[Items from a dataset]
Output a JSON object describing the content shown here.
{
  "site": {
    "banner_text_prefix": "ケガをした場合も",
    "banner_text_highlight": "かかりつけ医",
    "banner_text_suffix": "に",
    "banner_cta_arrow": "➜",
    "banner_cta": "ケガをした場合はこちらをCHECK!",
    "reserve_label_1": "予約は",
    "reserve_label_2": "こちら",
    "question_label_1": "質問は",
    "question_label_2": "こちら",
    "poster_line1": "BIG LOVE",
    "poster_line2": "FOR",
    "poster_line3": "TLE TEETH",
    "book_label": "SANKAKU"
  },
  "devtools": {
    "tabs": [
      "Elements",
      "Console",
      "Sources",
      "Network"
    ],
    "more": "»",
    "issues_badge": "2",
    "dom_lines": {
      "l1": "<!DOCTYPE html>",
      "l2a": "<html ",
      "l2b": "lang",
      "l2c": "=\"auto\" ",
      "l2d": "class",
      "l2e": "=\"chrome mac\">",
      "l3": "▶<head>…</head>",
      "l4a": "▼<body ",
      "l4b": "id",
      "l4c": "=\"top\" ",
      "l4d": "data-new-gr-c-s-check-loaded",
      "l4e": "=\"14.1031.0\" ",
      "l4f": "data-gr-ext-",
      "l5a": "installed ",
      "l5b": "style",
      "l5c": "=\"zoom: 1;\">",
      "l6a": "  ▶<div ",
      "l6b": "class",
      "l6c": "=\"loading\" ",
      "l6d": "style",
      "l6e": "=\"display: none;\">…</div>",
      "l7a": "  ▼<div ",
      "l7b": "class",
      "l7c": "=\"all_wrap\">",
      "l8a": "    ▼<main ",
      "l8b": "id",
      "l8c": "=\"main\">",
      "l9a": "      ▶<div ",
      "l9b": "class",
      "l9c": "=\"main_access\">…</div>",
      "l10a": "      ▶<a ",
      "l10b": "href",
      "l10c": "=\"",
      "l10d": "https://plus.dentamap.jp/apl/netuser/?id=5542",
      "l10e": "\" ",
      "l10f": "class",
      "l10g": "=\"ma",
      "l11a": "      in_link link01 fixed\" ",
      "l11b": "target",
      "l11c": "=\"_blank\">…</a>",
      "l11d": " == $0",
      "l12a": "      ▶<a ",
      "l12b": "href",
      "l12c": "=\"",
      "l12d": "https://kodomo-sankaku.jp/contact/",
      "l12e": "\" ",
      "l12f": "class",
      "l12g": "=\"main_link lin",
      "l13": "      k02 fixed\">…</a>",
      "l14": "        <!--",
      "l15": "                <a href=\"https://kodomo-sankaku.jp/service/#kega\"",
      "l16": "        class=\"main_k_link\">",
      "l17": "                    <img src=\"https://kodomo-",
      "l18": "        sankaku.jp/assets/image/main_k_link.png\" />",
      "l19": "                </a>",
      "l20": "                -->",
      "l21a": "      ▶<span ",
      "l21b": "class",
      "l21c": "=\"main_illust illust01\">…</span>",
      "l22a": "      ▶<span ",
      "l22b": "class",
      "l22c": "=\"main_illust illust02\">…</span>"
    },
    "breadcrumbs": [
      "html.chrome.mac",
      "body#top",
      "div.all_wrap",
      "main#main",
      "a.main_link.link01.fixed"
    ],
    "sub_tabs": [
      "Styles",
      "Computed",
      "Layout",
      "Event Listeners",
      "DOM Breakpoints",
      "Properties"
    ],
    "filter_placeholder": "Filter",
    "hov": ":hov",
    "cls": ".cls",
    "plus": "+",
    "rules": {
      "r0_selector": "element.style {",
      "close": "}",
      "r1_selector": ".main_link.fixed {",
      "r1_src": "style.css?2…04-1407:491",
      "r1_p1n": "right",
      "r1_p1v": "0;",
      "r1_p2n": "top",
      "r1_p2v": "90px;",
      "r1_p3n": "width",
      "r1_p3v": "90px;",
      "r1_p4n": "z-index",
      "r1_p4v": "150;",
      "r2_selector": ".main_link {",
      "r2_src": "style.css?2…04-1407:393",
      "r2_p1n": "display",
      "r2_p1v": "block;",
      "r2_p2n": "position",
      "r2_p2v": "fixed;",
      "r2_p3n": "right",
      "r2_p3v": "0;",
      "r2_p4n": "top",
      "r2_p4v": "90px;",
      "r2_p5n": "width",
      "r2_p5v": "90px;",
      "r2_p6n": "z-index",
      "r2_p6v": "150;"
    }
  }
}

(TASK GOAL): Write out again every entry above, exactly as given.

(SOLVED PROBLEM):
Output a JSON object describing the content shown here.
{
  "site": {
    "banner_text_prefix": "ケガをした場合も",
    "banner_text_highlight": "かかりつけ医",
    "banner_text_suffix": "に",
    "banner_cta_arrow": "➜",
    "banner_cta": "ケガをした場合はこちらをCHECK!",
    "reserve_label_1": "予約は",
    "reserve_label_2": "こちら",
    "question_label_1": "質問は",
    "question_label_2": "こちら",
    "poster_line1": "BIG LOVE",
    "poster_line2": "FOR",
    "poster_line3": "TLE TEETH",
    "book_label": "SANKAKU"
  },
  "devtools": {
    "tabs": [
      "Elements",
      "Console",
      "Sources",
      "Network"
    ],
    "more": "»",
    "issues_badge": "2",
    "dom_lines": {
      "l1": "<!DOCTYPE html>",
      "l2a": "<html ",
      "l2b": "lang",
      "l2c": "=\"auto\" ",
      "l2d": "class",
      "l2e": "=\"chrome mac\">",
      "l3": "▶<head>…</head>",
      "l4a": "▼<body ",
      "l4b": "id",
      "l4c": "=\"top\" ",
      "l4d": "data-new-gr-c-s-check-loaded",
      "l4e": "=\"14.1031.0\" ",
      "l4f": "data-gr-ext-",
      "l5a": "installed ",
      "l5b": "style",
      "l5c": "=\"zoom: 1;\">",
      "l6a": "  ▶<div ",
      "l6b": "class",
      "l6c": "=\"loading\" ",
      "l6d": "style",
      "l6e": "=\"display: none;\">…</div>",
      "l7a": "  ▼<div ",
      "l7b": "class",
      "l7c": "=\"all_wrap\">",
      "l8a": "    ▼<main ",
      "l8b": "id",
      "l8c": "=\"main\">",
      "l9a": "      ▶<div ",
      "l9b": "class",
      "l9c": "=\"main_access\">…</div>",
      "l10a": "      ▶<a ",
      "l10b": "href",
      "l10c": "=\"",
      "l10d": "https://plus.dentamap.jp/apl/netuser/?id=5542",
      "l10e": "\" ",
      "l10f": "class",
      "l10g": "=\"ma",
      "l11a": "      in_link link01 fixed\" ",
      "l11b": "target",
      "l11c": "=\"_blank\">…</a>",
      "l11d": " == $0",
      "l12a": "      ▶<a ",
      "l12b": "href",
      "l12c": "=\"",
      "l12d": "https://kodomo-sankaku.jp/contact/",
      "l12e": "\" ",
      "l12f": "class",
      "l12g": "=\"main_link lin",
      "l13": "      k02 fixed\">…</a>",
      "l14": "        <!--",
      "l15": "                <a href=\"https://kodomo-sankaku.jp/service/#kega\"",
      "l16": "        class=\"main_k_link\">",
      "l17": "                    <img src=\"https://kodomo-",
      "l18": "        sankaku.jp/assets/image/main_k_link.png\" />",
      "l19": "                </a>",
      "l20": "                -->",
      "l21a": "      ▶<span ",
      "l21b": "class",
      "l21c": "=\"main_illust illust01\">…</span>",
      "l22a": "      ▶<span ",
      "l22b": "class",
      "l22c": "=\"main_illust illust02\">…</span>"
    },
    "breadcrumbs": [
      "html.chrome.mac",
      "body#top",
      "div.all_wrap",
      "main#main",
      "a.main_link.link01.fixed"
    ],
    "sub_tabs": [
      "Styles",
      "Computed",
      "Layout",
      "Event Listeners",
      "DOM Breakpoints",
      "Properties"
    ],
    "filter_placeholder": "Filter",
    "hov": ":hov",
    "cls": ".cls",
    "plus": "+",
    "rules": {
      "r0_selector": "element.style {",
      "close": "}",
      "r1_selector": ".main_link.fixed {",
      "r1_src": "style.css?2…04-1407:491",
      "r1_p1n": "right",
      "r1_p1v": "0;",
      "r1_p2n": "top",
      "r1_p2v": "90px;",
      "r1_p3n": "width",
      "r1_p3v": "90px;",
      "r1_p4n": "z-index",
      "r1_p4v": "150;",
      "r2_selector": ".main_link {",
      "r2_src": "style.css?2…04-1407:393",
      "r2_p1n": "display",
      "r2_p1v": "block;",
      "r2_p2n": "position",
      "r2_p2v": "fixed;",
      "r2_p3n": "right",
      "r2_p3v": "0;",
      "r2_p4n": "top",
      "r2_p4v": "90px;",
      "r2_p5n": "width",
      "r2_p5v": "90px;",
      "r2_p6n": "z-index",
      "r2_p6v": "150;"
    }
  }
}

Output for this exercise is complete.